"The Salt Lake City Library Board has had a policy in place for a number of years and is just absolutely dismissive of any filtering device," said Arthur Brady, libraries liaison for Communities for Decency.
The library board has proposed budgets that do not include $22,000 in state grants. Under a new law, city and county libraries that do not install filters will not be eligible for state funds.
Library board Chairman Roger Sandack said the board is still seeking public comment about filters.
"The difficulty we've had is this bill isn't protecting children, it is taking away free access to information," Sandack said.
Filters are often overly restrictive and prevent patrons from accessing legitimate Web sites, and filtering companies won't make public the types of information they are blocking for "philosophical or religious motivations," Sandack said.
"The fact is you can get around filters very easily, and all these kids know how to do it," Sandack said. "It's as simple as two strokes on the computer."
Library officials also figure it would cost $80,000 to $150,000 to install and maintain filters.

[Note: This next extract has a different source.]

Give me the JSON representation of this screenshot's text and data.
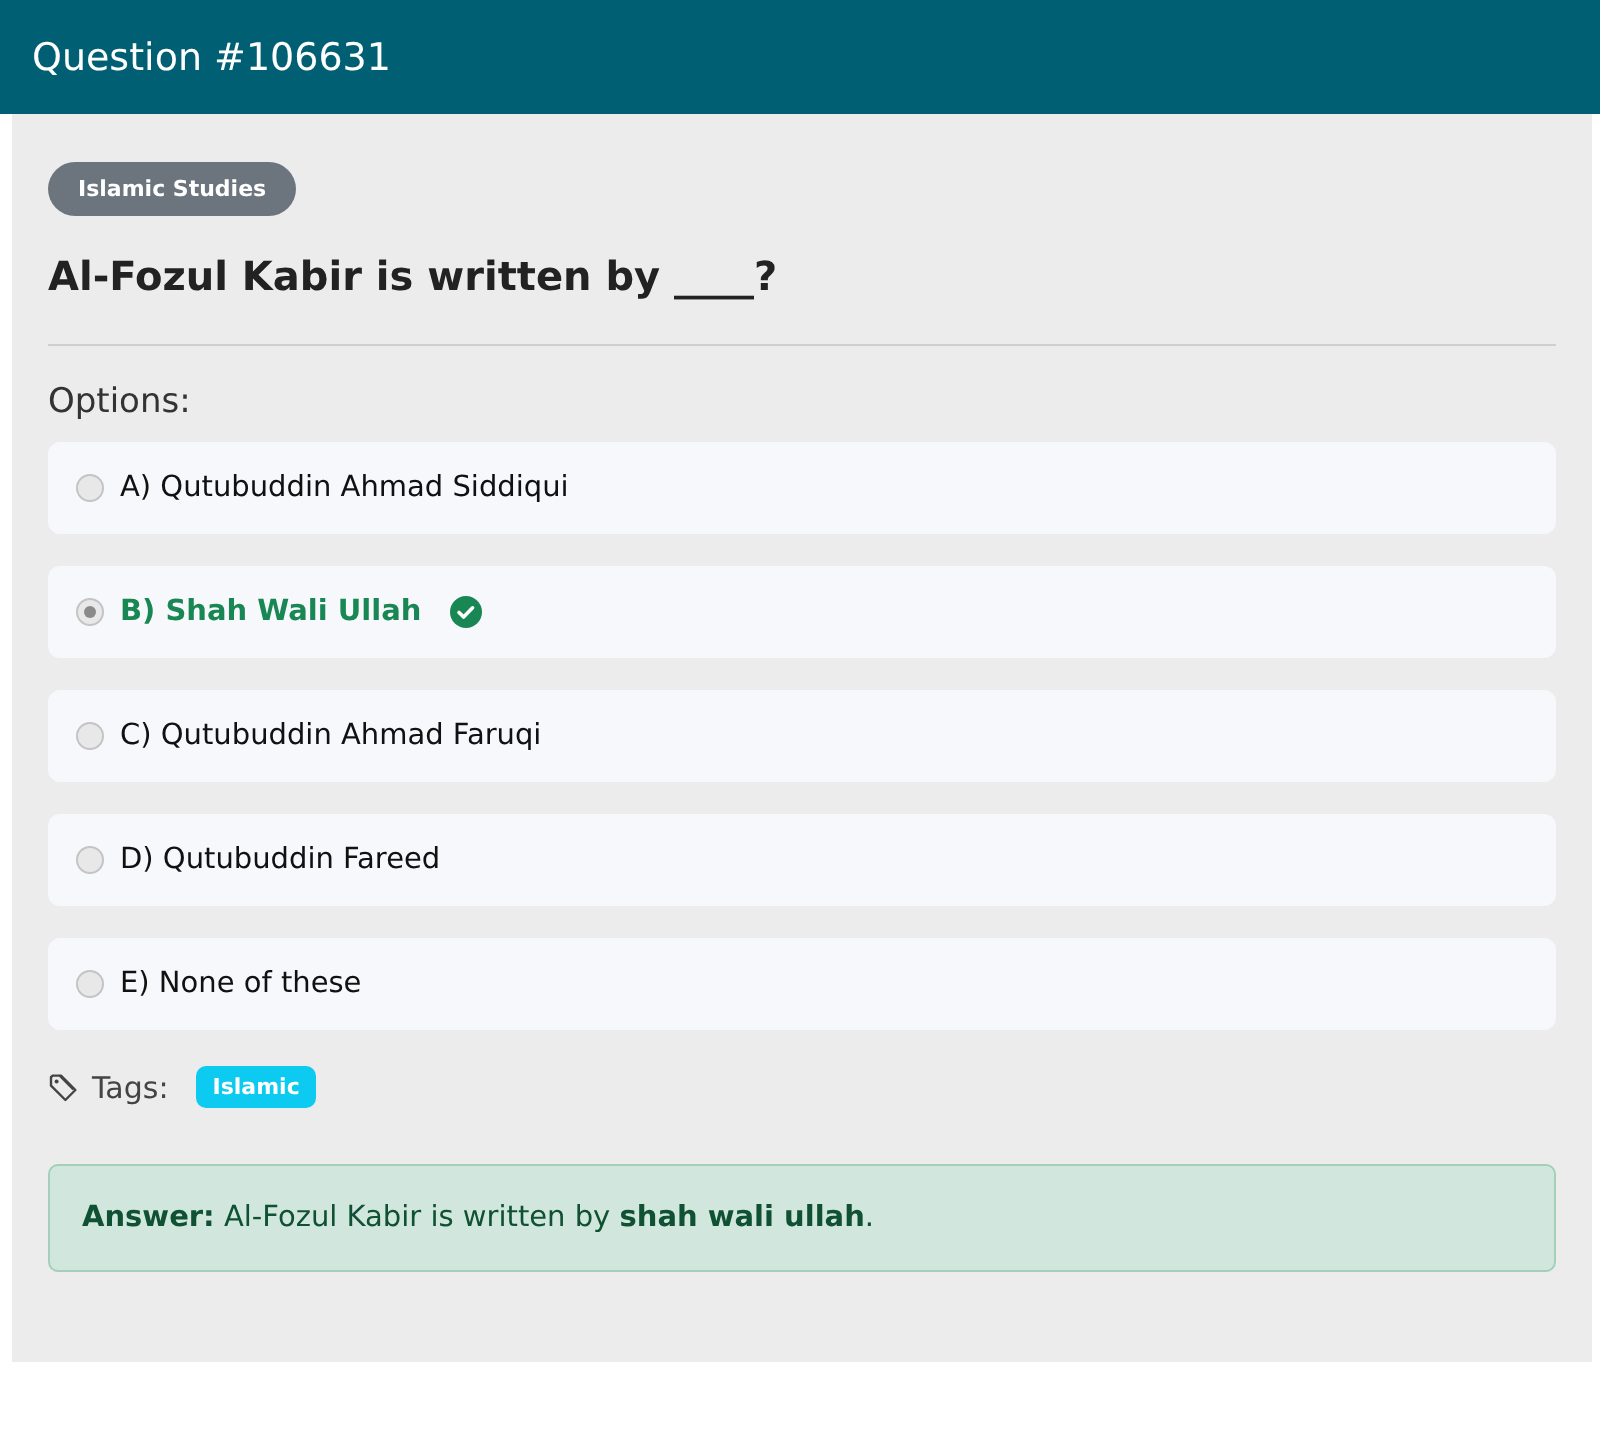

"It's doubling or tripling the amount of time spent on supervision," Sandack said. "It's a ludicrous waste of time" especially since librarians already monitor Internet use and evict people who repeatedly access pornography or sex chat rooms.
Sandack said the library likely would filter computers in the children's book section.
City Councilwoman Nancy Saxton said she would support filters if it made sense financially. "For me it's a cost-effective thing," she said.
Councilman Dave Buhler said other libraries have a different stance on filters, and, "I find it curious that our library has resisted filters."
(Copyright 2004 by The Associated Press. All Rights Reserved.)